As we move to a remote learning platform, please ensure that class expectations and materials continue to be accessible to students with disabilities. For support around this effort, below is a list of resources that you may find helpful in the following weeks. We hope this toolkit will help ensure that this rapid change to an online format does not result in lack of access for students with disabilities.
The non-profit group Explore Access (exploreaccess.org) quickly developed a remote education toolkit to assist campuses across the country who are moving to online education in response to COVID-19.
ADA Compliance for Online Course Design – Best Practices
For course web pages, documents, images, and videos, follow these guidelines:
- Use clear, consistent layouts and organization schemes for presenting content.
- Structure headings (using heading style features built into the Learning Management System, Microsoft Word and PowerPoint (PPt), PDFs, etc.) and use built-in designs/ layouts (e.g., for PPt slides).
- Use descriptive wording for hyperlinked texts.
- Avoid using PDF documents (especially those presented as images) Use a Word version instead as the primary source and link to the PDF as a secondary source to the content.

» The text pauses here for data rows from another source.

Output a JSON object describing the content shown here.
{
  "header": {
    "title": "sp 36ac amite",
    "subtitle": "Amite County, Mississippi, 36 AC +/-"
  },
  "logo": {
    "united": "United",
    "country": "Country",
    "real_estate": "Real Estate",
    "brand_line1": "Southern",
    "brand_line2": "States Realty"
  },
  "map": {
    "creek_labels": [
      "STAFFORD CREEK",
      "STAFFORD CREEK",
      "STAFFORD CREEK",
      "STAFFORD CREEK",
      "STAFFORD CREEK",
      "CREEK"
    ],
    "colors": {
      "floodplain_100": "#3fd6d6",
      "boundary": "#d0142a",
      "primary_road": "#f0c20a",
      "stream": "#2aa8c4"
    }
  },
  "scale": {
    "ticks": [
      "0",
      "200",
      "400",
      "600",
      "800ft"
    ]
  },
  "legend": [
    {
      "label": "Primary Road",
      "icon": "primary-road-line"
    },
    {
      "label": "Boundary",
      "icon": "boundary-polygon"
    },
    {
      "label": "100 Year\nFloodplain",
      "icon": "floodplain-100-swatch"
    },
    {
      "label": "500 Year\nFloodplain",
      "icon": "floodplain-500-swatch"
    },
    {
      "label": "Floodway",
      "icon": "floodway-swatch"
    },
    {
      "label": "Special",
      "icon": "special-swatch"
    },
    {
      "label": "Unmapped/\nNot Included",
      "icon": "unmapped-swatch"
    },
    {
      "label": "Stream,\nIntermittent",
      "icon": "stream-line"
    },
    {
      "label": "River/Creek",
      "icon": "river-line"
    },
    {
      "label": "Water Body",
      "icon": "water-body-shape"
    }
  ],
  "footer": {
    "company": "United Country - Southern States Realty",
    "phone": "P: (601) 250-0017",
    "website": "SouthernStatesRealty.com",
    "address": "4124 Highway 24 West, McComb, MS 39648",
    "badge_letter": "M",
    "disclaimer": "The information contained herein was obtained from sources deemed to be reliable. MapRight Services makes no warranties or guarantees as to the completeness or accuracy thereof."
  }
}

- Provide concise text descriptions of content presented within images.
- Use either Arial or Sans Serif font in black on white background. Use at least 12 font.
- Use color combinations that are high contrast and can be read by those who are colorblind.
- Make sure all content and navigation is accessible using the keyboard alone and choose IT tools that are accessible.
- Only use videos with captions.
- Ensure all videos transcribe audio content.
- Provide options for communicating and collaborating that are accessible to individuals with a variety of disabilities.
Other Helpful Resources
- AccessDL: A project of University of Washington, DO-IT, this site offers a variety of resources related to accessibility and distance learning.
- National Center on Disability and Access to Education:The National Center on Disability and Access to Education (NCDAE) exists to address issues of technology and disability in education policies and practices to enhance the lives of people with disabilities and their families. Be sure to check out their cheat sheets.
- National Deaf Center: 10 Tips for Educators: This resource is provided in response to the rush toward online instruction. The National Deaf Center also offers many other helpful resources for educators.
- University of Connecticut Accessibility Guide: https://accessibility.its.uconn.edu/
- University of Washington: Getting Started with Accessibility
- org: A project of the Center for Persons with Disabilities, Utah State University, WebAIM offers lots of resources to help people design with accessibility in mind and make their web content accessible to people with disabilities.
- Free audiobook, “Meet Me Accessibly – A Guide to Zoom Cloud Meetings from a Blindness Perspective” A guide to Zoom Cloud Meetings from a blindness perspective.
Additional Websites offering support: